Dallas Gets Physical, Sockers Get Bruised
The Dallas Sidekicks served the Sockers a heaping portion of Texas-style soccer Saturday. There were elbows for elbows and bruises for bruises.
Socker Coach Ron Newman can do without seconds.
“There was no game,” said Newman, whose team lost, 6-1, in Game 2 of the Western Division finals in Reunion Arena. “That was a series of bloody free kicks. I think they kicked us out of our game.”
In doing so, the Sidekicks evened the best-of-seven series at a game apiece. Games three, four and five will be played in San Diego starting Friday night.
What happened was that the referees decided to get more involved in this one following a meeting with MISL Commissioner Earl Foreman, who told them there were too few penalties in the Sockers’ 4-2 victory Friday. There were no power plays Friday. Saturday the Sidekicks had five, the Sockers three.
The Sidekicks worked through it nicely, the Sockers stumbled.
“I think that was more Dallas’ style tonight,” midfielder Brian Quinn said. “I think that’s their game to play hard and physical. That’s what we’re going to face.”
So the referees cost the Sockers the game?
“No,” Quinn said. “I just think Dallas played better than us. I think it gave us an eye-opener of what to expect in San Diego.”

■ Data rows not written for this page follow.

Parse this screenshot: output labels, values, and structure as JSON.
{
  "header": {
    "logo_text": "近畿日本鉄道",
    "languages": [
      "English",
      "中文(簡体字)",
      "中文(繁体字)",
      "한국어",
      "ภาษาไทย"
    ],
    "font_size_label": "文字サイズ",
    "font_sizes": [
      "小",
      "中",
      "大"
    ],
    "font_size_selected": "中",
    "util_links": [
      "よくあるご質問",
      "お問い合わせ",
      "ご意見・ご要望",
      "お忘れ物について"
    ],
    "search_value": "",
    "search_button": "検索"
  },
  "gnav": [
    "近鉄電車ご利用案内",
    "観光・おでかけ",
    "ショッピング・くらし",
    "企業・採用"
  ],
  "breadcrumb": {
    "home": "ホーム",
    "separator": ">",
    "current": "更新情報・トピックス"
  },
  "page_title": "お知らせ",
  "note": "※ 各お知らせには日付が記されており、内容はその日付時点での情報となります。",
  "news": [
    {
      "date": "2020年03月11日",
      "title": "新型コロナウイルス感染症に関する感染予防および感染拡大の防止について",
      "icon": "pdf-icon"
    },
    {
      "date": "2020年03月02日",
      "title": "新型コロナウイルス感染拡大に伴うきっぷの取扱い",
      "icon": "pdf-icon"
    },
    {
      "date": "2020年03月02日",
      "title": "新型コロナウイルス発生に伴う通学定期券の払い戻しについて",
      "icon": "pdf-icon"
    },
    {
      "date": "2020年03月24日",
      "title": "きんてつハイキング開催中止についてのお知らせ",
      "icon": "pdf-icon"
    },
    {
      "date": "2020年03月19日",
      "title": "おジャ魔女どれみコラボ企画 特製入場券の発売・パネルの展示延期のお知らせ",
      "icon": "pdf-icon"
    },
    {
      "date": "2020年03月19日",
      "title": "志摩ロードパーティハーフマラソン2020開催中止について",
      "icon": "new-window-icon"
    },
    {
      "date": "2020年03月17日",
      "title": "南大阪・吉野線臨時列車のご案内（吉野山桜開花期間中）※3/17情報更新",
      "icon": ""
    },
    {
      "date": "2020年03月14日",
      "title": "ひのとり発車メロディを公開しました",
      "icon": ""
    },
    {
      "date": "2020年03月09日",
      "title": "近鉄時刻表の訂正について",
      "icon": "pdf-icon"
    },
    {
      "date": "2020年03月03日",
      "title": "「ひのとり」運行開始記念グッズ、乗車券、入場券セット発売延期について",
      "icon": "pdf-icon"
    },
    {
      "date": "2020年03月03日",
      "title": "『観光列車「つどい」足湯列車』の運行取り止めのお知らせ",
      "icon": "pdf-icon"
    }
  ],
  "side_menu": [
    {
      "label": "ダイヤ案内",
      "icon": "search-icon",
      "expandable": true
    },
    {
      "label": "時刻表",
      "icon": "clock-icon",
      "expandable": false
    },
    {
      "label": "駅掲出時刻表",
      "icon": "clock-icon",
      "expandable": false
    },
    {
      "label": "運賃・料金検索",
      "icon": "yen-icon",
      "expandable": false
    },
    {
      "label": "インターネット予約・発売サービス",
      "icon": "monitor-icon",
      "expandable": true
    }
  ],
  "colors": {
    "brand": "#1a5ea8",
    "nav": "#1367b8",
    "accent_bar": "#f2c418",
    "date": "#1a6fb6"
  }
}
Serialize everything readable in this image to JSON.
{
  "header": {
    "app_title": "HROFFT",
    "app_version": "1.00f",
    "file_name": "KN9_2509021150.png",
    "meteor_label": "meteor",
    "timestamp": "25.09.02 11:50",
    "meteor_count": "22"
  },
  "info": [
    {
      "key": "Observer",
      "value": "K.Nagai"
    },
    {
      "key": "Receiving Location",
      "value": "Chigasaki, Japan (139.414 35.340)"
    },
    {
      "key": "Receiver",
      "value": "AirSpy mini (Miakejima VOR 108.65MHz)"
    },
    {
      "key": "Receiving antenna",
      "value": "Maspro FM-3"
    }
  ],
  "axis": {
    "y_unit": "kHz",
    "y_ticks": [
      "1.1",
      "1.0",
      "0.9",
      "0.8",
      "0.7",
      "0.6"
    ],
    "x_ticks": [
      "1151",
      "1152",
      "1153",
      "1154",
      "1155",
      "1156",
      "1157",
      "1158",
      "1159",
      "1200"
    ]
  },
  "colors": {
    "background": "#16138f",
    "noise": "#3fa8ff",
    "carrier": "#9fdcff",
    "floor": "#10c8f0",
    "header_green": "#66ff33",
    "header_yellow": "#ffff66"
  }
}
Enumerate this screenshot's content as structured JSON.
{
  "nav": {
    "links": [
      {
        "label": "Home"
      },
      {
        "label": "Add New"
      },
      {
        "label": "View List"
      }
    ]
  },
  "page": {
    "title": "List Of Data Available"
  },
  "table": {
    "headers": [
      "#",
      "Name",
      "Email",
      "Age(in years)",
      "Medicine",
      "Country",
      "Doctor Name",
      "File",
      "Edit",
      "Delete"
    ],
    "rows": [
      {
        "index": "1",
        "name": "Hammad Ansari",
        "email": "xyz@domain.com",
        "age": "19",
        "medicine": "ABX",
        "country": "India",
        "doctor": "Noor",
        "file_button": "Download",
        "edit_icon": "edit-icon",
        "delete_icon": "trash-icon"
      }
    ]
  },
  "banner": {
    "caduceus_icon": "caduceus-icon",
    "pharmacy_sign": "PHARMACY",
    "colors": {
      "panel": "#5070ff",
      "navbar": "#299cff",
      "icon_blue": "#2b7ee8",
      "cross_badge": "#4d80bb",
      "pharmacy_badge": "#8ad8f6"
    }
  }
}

The Sidekicks grabbed the lead late in the first quarter when forward Willie Molano fired a shot off the crossbar that bounced back off defender George Fernandez’s head and into the goal. Four seconds remained on the Sidekicks’ power play.
After a goal early in the second quarter by forward Steve Kinsey made it 2-0, the Sidekicks were awarded another power play when midfielder Jacques Ladouceur was called for tripping with 50 seconds remaining in the half. The Sockers survived until halftime, but Dallas capitalized during the remainder of the power play in the third quarter when midfielder Kevin Smith sent one into the upper right corner.
Less than three minutes later, Molano scored his second goal from the goal mouth off a nifty pass from Tatu. That made it 4-0 and was a nice spirit-elevator for Molano, who blew an easy chance Friday that would have given the Sidekicks a two-goal advantage and likely would have changed the outcome of the game.
“I had a very hard time sleeping (Friday) night,” Molano said. “I went home and talked about it with my fiancee and she said ‘Whatever happened last night, put it behind you. Tonight’s a different game.’ And she was right.”
Perhaps nothing indicated the Sockers’ misfortune better than the Sidekicks’ final goal, 5:45 into the fourth quarter. The Sockers had gone to a sixth attacker and Quinn was retreating on a ball cleared across the length of the carpet. Sidekick forward Roderick Scott caught up with him and deflected his pass into the right corner. Scott scored Dallas’ fifth goal, too, after midfielder Waad Hirmez scored the Sockers’ only goal late in the third quarter.
Though held without a goal, Tatu had two assists, ending a streak of 213 minutes and 42 seconds without a point against the Sockers. Goalie Zoltan Toth’s string of nine consecutive playoff victories also ended. Toth, who made 15 saves, won all three of his starts in the semifinals against St. Louis.
All in all, it was a fairly miserable evening for the Sockers, who appeared to be picking up momentum after Friday’s victory. There was speculation afterward that they would have done better with a more defensive strategy.
“We came out with the wrong game plan,” defender George Fernandez said. “We should have just dropped back. What we did is come out right away and high-pressured. That opened up the field for them.”
That allowed the Sidekicks to shake the rust off their soccer shoes.
“The intensity was up from the opening kickoff,” Sidekick Coach Billy Phillips said. “During the 20-day layoff, we had forgotten what the intensity of a real game was like. We worked extremely hard in practice, but you can’t simulate a game.”
Defender Kevin Crow suffered a pulled stomach muscle and played sparingly during the second half. His status is uncertain for Game 3 Friday in San Diego. . . . Coach Ron Newman was given a yellow card in the first quarter for arguing with the referees.